Speaking of which, if you’ll allow me the tangent: this whole trend of calling people “basic” needs to die, and now. For the uninitiated: “basic” refers to a female who is supposedly unoriginal and boring. There are some particular fashion choices and turns of phrase that warrant the label– e.g. leggings, boots, and scarves; “I can’t even,” etc– and, at this point, the pumpkin spice latte (and pretty much anything from Starbucks) is completely synonymous with “basic.” I get why these things are easy and amusing to make fun of, but 1) it’s lame to make fun of people based on what they wear and how they take their coffee, and 2) it basically sets up a lose-lose situation for us girls. If you step out in riding boots and a fall scarf and order your coffee from Starbucks, you’re basic, but if you wear unusual clothes and order black coffee from a independent cafe, you’re a pretentious hipster. I don’t know about you, but I don’t feel like spending precious energy scrutinizing my every decision to make sure it stands up to some ridiculously vague standard of fashionability, so how about we all just enjoy the things we enjoy– especially things as simple as our morning beverage and footwear choices– and stop ragging on people who enjoy different things. Sound like a plan?
Anyway, these cookies are full of pumpkin and other treats, and you should definitely make them at your earliest opportunity.
(I always buy the One-Pie pumpkin puree solely because of the nifty vintage-looking label.)
One of the best things about these cookies is that you don’t have to worry about softening the butter ahead of time. There are few things worse when you’re getting ready to make cookies than realizing that your butter is still hanging out in the fridge. For these cookies, you melt the butter in a saucepan along with the pumpkin and spices, and then mix all the ingredients together by hand. It’s such an easy recipe, and yet the results are so satisfying. The cookies are somewhat cakey, sort of like a cross between a muffin top and a scone, and the addition of white chocolate chips mimics the frosting you might find on a pumpkin cake. Dried cranberries add a tart edge, which keeps the white chocolate from being overwhelmingly sweet.

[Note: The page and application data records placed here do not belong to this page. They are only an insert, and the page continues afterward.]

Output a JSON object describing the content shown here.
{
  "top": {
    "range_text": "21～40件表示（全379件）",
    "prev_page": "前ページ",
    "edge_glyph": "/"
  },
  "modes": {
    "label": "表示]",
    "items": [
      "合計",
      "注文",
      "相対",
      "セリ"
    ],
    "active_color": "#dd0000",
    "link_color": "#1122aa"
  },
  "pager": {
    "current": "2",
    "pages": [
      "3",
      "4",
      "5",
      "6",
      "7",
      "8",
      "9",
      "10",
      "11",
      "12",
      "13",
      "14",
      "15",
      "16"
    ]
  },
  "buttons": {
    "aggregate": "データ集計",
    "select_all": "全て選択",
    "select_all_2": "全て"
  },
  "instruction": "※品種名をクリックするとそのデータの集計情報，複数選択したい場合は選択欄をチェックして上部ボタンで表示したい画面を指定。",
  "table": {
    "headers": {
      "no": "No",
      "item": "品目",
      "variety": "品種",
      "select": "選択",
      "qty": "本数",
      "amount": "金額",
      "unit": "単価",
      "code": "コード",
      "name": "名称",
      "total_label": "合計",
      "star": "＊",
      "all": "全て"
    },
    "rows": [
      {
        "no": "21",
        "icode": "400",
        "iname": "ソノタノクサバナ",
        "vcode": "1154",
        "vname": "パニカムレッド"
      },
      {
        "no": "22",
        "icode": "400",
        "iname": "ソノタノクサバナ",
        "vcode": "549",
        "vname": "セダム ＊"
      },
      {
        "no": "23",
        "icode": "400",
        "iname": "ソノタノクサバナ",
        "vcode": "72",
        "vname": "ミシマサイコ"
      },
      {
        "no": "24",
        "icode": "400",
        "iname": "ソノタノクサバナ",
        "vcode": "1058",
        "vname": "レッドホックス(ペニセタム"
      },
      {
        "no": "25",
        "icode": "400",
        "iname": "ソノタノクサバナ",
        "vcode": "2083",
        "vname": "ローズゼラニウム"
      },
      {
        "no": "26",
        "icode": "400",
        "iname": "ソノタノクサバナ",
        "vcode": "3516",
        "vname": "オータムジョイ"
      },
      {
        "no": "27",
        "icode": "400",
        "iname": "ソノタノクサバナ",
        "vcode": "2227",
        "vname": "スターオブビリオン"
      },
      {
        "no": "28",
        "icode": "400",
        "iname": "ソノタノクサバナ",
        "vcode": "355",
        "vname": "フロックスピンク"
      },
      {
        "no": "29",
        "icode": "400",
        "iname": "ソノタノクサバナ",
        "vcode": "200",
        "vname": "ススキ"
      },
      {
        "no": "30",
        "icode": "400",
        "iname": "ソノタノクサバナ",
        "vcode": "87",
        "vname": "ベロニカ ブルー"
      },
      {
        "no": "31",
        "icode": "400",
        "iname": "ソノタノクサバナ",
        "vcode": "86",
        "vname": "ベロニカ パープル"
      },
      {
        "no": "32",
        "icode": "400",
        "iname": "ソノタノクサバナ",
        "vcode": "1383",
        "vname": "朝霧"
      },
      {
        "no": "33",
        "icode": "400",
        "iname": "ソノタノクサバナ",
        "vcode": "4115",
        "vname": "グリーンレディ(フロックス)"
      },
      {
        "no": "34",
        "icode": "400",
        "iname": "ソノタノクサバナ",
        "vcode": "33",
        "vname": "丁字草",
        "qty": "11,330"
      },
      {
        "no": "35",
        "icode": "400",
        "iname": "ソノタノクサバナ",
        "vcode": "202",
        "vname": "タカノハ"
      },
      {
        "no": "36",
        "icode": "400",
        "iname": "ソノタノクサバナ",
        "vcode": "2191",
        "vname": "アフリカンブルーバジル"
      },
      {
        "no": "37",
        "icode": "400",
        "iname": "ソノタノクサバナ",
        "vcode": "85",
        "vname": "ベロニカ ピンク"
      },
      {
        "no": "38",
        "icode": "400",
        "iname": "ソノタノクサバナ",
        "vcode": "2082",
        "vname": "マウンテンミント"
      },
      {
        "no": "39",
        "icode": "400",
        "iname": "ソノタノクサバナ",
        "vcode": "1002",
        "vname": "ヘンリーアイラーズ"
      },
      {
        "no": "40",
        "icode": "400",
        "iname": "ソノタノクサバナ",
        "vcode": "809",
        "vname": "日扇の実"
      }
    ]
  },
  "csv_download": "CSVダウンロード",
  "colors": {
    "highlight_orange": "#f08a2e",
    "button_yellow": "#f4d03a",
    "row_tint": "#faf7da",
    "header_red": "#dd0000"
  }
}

And I dare anyone who thinks pumpkin is stupid to walk into my kitchen while these cookies are baking and turn up their nose. If the smell of warm cinnamon and sugar wafting out of the oven doesn’t soften your heart, then I don’t know what to tell you. But then again, if that does nothing for you, well, you’re probably not reading this blog anyway.
Pumpkin Cranberry White Chocolate Cookies
adapted from Homemade Decadence
1 cup canned pumpkin (if you feel like using homemade puree, do it!)
1 stick unsalted butter
1 teaspoon ground cinnamon
1/2 teaspoon ground ginger
1/4 teaspoon freshly grated nutmeg
1/4 teaspoon ground cloves
1/4 teaspoon ground cardamom
2 cups all-purpose flour
1 teaspoon baking powder
1 teaspoon baking soda
1/2 teaspoon salt
2 large eggs
1 cup packed brown sugar
1 teaspoon vanilla extract
1 cup dried cranberries
1 cup white chocolate chips
Put a rack in the upper third of the oven; preheat to 325°F. Line a baking sheet with parchment paper.
In a medium saucepan over medium heat, combine the pumpkin, butter, and spices (cinnamon through cardamom) and heat until the butter is melted and the mixture is warmed through. Remove from the heat and cool slightly.
In a large bowl, combine flour, baking powder, baking soda, and salt.
When the pumpkin mixture has cooled to about room temperature, stir in the eggs, sugar, and vanilla. Pour pumpkin mixture into flour mixture and mix well with a spatula; add cranberries and white chocolate and stir to combine.
Spoon the cookie dough onto prepared baking sheet, using about 2 tablespoonfuls of dough per cookie (about the size of a ping-pong ball). Bake for about 15 minutes, or until the cookies just start to turn golden on the edges. Let cool on the baking sheets for about five minutes, then transfer to wire racks to cool completely.